Other legal and political systems are very different from the American system, which derives from the traditions of English common law and the authors of the U.S. Constitution. Our legal and political traditions differ both in the type of laws we pass and abide by, and in how disputes are resolved in court. Suppose a court has to decide whether an employer can fire an employee for no reason. Suppose there were no laws applicable to the facts: there was no contract between the employer and the employee, but the employee had worked for the employer for many years, and now a younger person has replaced him. The court, without prior guidelines, would have to decide whether the employee has given a “cause of action” against the employer.

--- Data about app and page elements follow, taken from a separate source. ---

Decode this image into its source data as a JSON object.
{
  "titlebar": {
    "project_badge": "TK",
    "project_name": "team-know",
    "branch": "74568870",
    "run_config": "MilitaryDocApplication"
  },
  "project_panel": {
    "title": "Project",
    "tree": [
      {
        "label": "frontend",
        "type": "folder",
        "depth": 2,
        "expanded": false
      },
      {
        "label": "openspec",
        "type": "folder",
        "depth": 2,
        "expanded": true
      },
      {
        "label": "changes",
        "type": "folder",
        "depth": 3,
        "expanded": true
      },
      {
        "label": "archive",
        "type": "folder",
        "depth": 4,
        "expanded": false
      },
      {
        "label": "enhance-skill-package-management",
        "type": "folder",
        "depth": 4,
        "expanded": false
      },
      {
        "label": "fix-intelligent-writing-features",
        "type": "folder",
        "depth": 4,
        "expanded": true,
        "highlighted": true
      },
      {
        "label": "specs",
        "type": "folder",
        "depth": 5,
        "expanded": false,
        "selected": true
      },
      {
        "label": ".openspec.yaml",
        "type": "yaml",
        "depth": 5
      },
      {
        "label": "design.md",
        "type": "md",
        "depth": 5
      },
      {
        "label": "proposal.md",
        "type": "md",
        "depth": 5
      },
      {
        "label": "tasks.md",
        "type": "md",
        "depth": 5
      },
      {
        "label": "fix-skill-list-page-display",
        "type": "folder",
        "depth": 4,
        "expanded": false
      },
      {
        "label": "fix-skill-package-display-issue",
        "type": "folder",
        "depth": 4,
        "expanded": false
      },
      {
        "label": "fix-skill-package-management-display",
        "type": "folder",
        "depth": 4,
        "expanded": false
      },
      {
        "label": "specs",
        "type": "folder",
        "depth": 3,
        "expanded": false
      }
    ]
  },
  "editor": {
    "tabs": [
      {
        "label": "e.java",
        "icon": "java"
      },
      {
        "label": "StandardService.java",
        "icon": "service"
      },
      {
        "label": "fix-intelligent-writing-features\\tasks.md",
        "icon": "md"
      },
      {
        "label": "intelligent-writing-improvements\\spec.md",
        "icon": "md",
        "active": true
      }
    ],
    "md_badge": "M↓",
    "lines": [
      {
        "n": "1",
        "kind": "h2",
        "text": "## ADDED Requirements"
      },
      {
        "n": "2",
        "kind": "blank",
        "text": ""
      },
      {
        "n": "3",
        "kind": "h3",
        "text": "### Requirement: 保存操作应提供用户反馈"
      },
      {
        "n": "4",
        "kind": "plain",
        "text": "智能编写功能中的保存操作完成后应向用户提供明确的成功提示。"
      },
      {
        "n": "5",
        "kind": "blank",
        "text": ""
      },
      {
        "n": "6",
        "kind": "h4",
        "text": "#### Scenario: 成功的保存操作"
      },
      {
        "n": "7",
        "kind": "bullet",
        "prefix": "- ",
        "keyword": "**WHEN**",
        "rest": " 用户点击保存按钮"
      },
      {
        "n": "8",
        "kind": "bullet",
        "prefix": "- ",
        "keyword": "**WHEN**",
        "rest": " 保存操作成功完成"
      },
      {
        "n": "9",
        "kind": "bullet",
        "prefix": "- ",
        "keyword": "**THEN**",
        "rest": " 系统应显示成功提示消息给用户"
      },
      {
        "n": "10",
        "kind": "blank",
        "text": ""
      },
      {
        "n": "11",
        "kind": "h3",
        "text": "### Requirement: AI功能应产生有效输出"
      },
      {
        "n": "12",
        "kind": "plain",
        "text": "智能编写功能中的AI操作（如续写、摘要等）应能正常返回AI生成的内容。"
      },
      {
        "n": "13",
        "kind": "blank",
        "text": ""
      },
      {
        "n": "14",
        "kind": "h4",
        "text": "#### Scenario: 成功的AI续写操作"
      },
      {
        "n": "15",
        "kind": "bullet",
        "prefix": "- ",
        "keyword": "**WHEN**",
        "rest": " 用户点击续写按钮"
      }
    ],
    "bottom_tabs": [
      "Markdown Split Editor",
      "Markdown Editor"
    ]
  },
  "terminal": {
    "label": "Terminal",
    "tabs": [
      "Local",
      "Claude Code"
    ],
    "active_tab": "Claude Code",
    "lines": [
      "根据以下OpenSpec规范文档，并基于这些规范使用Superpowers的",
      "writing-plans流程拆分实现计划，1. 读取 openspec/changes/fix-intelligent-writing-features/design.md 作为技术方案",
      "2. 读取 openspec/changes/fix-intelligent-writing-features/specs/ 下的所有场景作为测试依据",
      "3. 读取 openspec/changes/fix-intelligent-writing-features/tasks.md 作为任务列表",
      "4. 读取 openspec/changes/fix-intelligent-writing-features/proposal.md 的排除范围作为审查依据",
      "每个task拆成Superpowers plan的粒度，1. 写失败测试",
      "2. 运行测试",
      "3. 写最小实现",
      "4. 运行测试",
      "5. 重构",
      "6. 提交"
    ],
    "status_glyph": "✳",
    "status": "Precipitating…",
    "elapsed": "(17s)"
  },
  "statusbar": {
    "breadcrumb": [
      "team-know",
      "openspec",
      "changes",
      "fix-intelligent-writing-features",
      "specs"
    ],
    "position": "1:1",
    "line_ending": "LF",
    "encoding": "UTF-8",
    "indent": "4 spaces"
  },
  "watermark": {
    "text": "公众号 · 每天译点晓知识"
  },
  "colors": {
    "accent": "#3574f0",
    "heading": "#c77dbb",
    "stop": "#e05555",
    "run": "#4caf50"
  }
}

If the court decides that the case is not legally appealable, it will dismiss the action. Future courts would then treat similar cases in the same way. In doing so, the court could conclude that employers could fire employees for any reason or no reason.
This rule could be applied in the future if similar cases occurred. The law has different meanings as well as different functions. Philosophers have been dealing with questions of justice and law for centuries, and different approaches or schools of legal thought have emerged. In this chapter, we will examine these different meanings and approaches and examine how social and political dynamics interact with the ideas that drive different schools of legal thought. We will also examine the typical sources of “positive law” in the United States and how some of these sources take precedence over others, and describe some fundamental differences between the U.S. legal system and other jurisdictions. ConstitutionsThe founding documents of the legal system of each nation-state. are the basis of the other laws of a state or nation that form the legislative, executive and judicial framework of the country. Among the nations of the world, the United States has the oldest constitution still in use. It is difficult to change, which is why there were only seventeen changes after the first ten in 1789; Two-thirds of the House and Senate must pass amendments, and three-quarters of states must approve them. Legal positivists, on the other hand, would say that we cannot know with real confidence what “natural” law or “universal” law is.
When we study law, we can learn more effectively by simply looking at what the written law says or by examining how it has been applied. In response, natural law thinkers would argue that if we care about justice, every law and every legal system must be held accountable to higher standards, no matter how difficult that may be. The school of historical law believes that societies should base their current legal decisions on the examples of the past. Precedents would be more important than moral arguments. A frequent contrast, seen for the first time in Professor H.L.A. Hart`s classic, The Concept of Law, lies between an “external” or social science view of law and an “internal” view that emphasizes the normativity of law.1 The so-called external view of law, in which law is essentially understood as predictions about what the courts will do, goes back at least to Justice Oliver Wendell Holmes and probably to John Austin or Montesquieu.2 The internal view is that: which has been adopted. participants in the legal system, whether judges, litigants or lawyers, and understands all normative and doctrinal considerations that influence legal decisions. There are different schools (or philosophies) about what the law is.
The philosophy of law is also called jurisprudenceThe philosophy of law. There are many philosophies of law, and therefore many different jurisprudential points of view, and the two high schools are legal positivism, a jurisprudence that focuses on the law as it is – the command of the sovereign. and natural lawA jurisprudence that emphasizes a law that transcends positive laws (human laws) and points to a set of universally applicable principles. While there are others (see Section 1.2.3 “Other Schools of Legal Thought”), these two schools are the most influential in how people perceive the law. This chapter explains the concept of common law laws and points out that the laws that govern common law countries today are primarily decrees of a democratic parliament mediated by interpretive common law rules. The basic unit of legislation is the decree, which consists of a separate legislative proposal. It needs an enlightened construction that is explained. Legislation is what the legislator says; Although the legal meaning of the law, that is, the one that corresponds to the intention of the legislator, is what the court says, it is. The chapter explains in detail the meaning of legal significance.
The usual effect of an order is that when the facts fall within a specified range called the factual framework, there are specified consequences called legal thrust. The elements of the legal orientation cannot be expressed by the author. These implicit ancillary provisions must be considered imported. The law is a word that means different things at different times. Black`s Law Dictionary states that the law is “a set of rules of action or conduct prescribed by the supervisory authority and having binding legal force. What must be followed by citizens who are subject to sanctions or legal consequences is a law. Black`s Law Dictionary, 6th edition, s.v. “Law”. Before continuing, let us clarify that whatever the title of our essay, it is not a work of jurisprudence.
Like Hart, we are not interested in the concept of law itself.6 We leave aside the question of what law is, as well as the relative role of natural law or positivist approaches to this issue.7 Rather, we are interested in how the law uses the concepts.